Demand continued to increase as the word spread, helped by the shop rapidly becoming a favoured “local” in the village, and, with beer festival awards coming in thick and fast, by 2011 Scott was able to expand Sixpenny for a third time, now to a 20 barrel plant. This extra capacity allowed the brewery to meet greater demand from across the region, and to continue to develop the selection of beers. In 2014 Sixpenny won the prestigious “Best Drinks Producer” category at the Taste of Dorset Awards, followed a year later with “Best Brewer 2015”.
In 2016 the decision was made to relocate the brewery to bigger premises in nearby Cranborne village. The new site, a restored Victorian barn and stable, has allowed the business to expand further and meet growing demand for both on and off site sales.
Currently, Sixpenny produces a range of three regular beers, and a number of seasonal beers. Bespoke beers for selected customers include the house beer for the local outlet of one of Britain’s biggest ale-pub chains.
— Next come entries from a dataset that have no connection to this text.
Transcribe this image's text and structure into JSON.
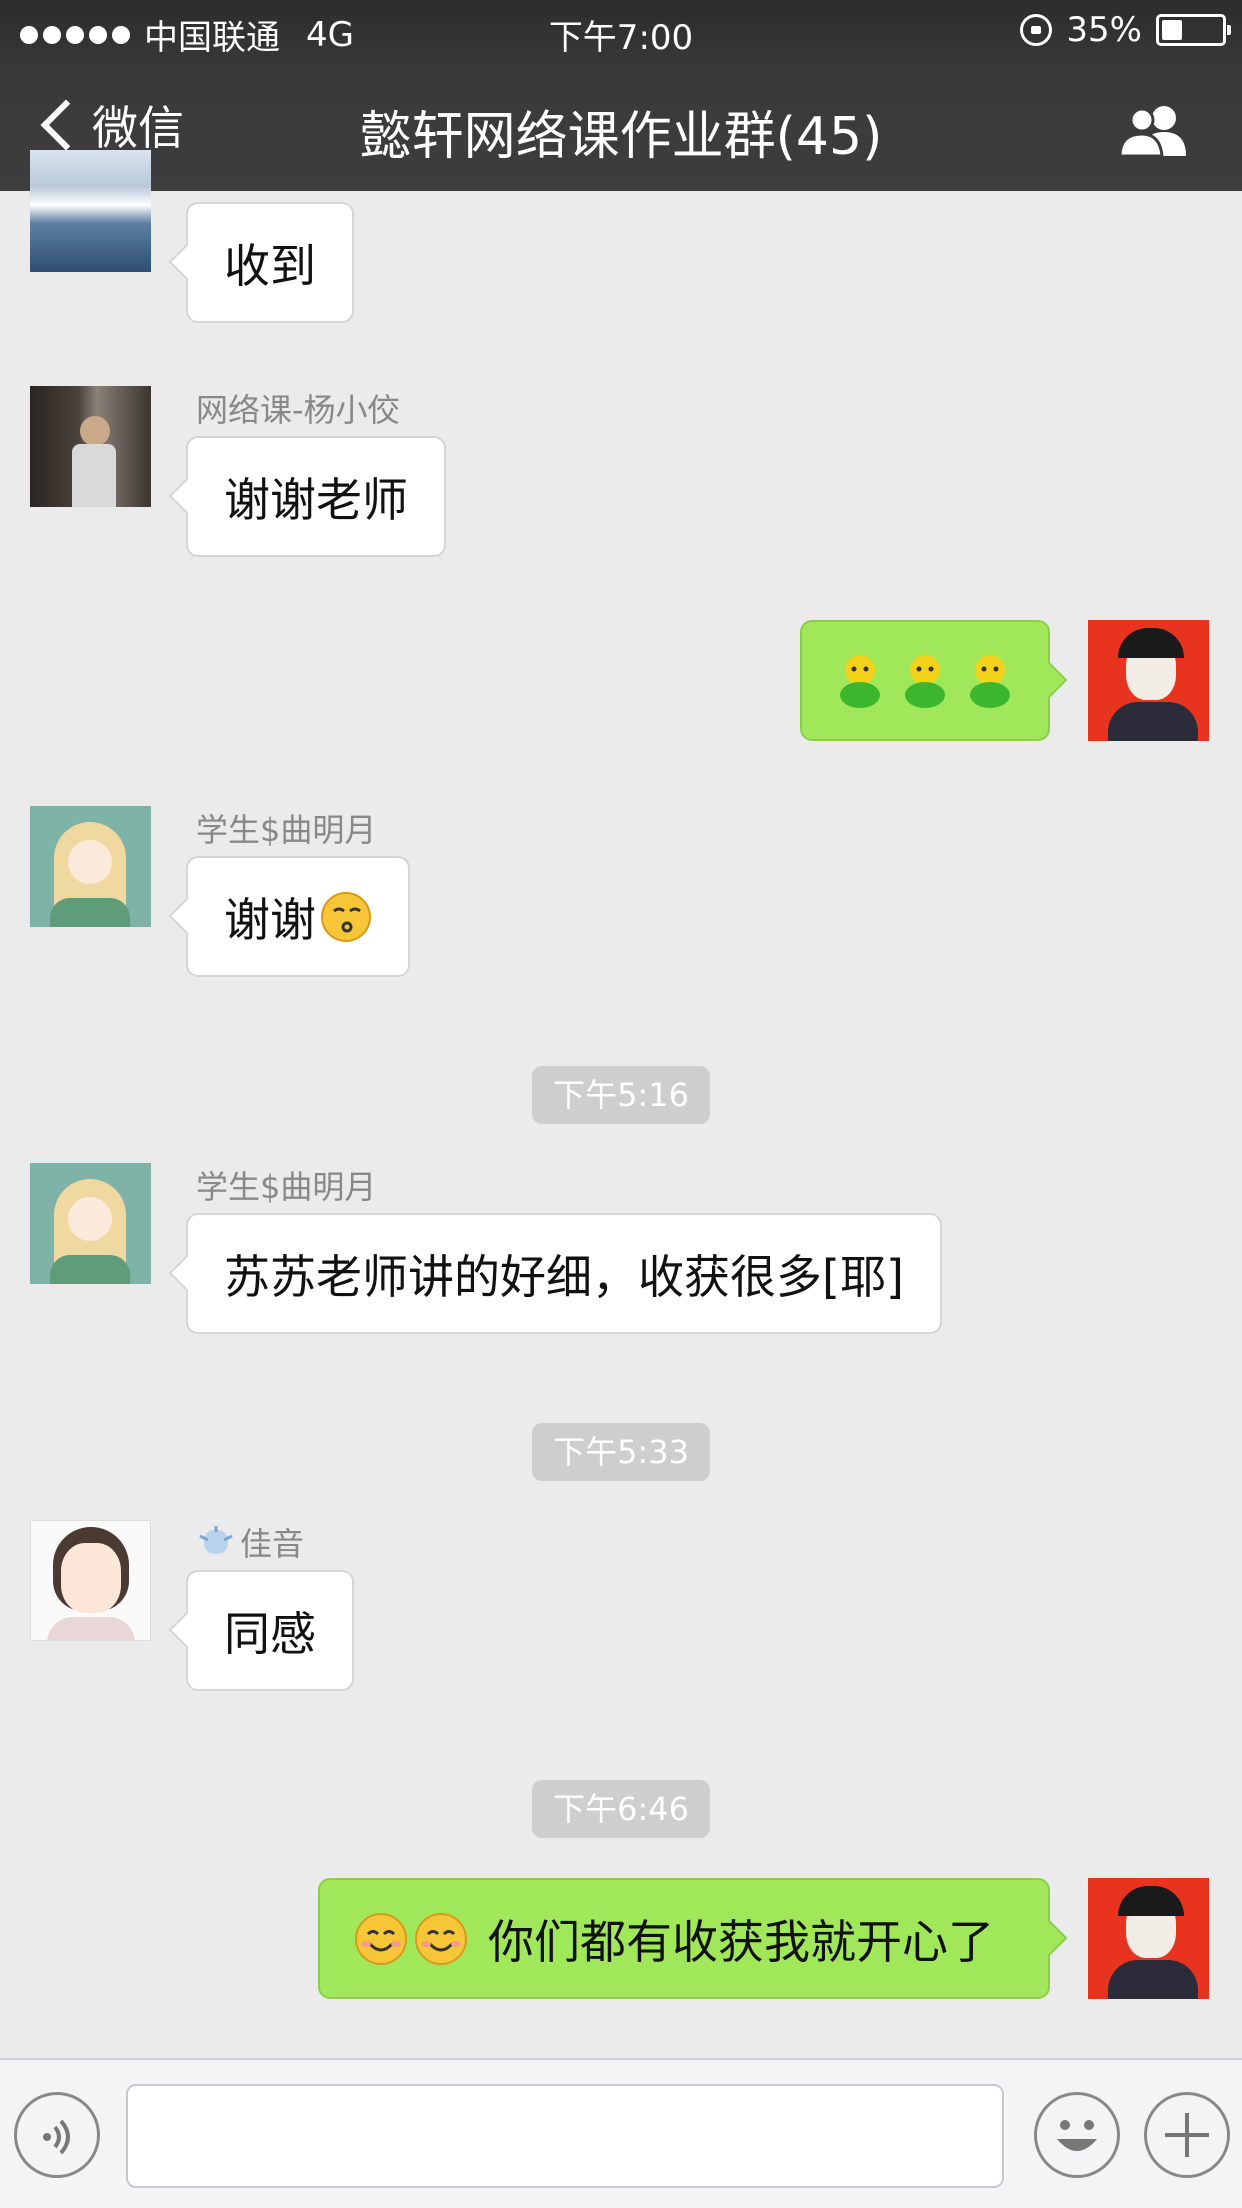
{
  "status_bar": {
    "carrier": "中国联通",
    "network": "4G",
    "time": "下午7:00",
    "battery_text": "35%",
    "battery_level": 0.35
  },
  "nav": {
    "back_label": "微信",
    "title": "懿轩网络课作业群(45)"
  },
  "messages": [
    {
      "text": "收到"
    },
    {
      "sender": "网络课-杨小佼",
      "text": "谢谢老师"
    },
    {
      "emoji_icon": "green-chick-emoji"
    },
    {
      "sender": "学生$曲明月",
      "text": "谢谢",
      "emoji_icon": "kiss-emoji"
    },
    {
      "sender": "学生$曲明月",
      "text": "苏苏老师讲的好细，收获很多[耶]"
    },
    {
      "sender": "佳音",
      "text": "同感"
    },
    {
      "text": "你们都有收获我就开心了",
      "emoji_icon": "smile-emoji"
    }
  ],
  "timestamps": [
    "下午5:16",
    "下午5:33",
    "下午6:46"
  ],
  "colors": {
    "header_bg": "#3a3a3a",
    "chat_bg": "#ebebeb",
    "outgoing_bubble": "#a0e75a",
    "incoming_bubble": "#ffffff"
  }
}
A range of bottled beers is also produced.
Sixpenny Brewery was proud that its original pub/brewery shop, known as “The Sixpenny Tap”, was included in the 2013 to 2016 editions of the Good Beer Guide. A contender for the “Smallest Pub in Dorset” (and possibly England?) the Tap was open for both takeaway sales and the all too rare opportunity to sample the beers fresh from the brewery. This tiny bar closed and moved along with the brewery during the relocation in 2016, to the improved premises at Cranborne. The new Sixpenny Tap is bigger and more convenient but retains the same cosy atmosphere and all the quirks of the original set up.
“Ales of Outstanding Natural Beauty” from The Cranborne Chase.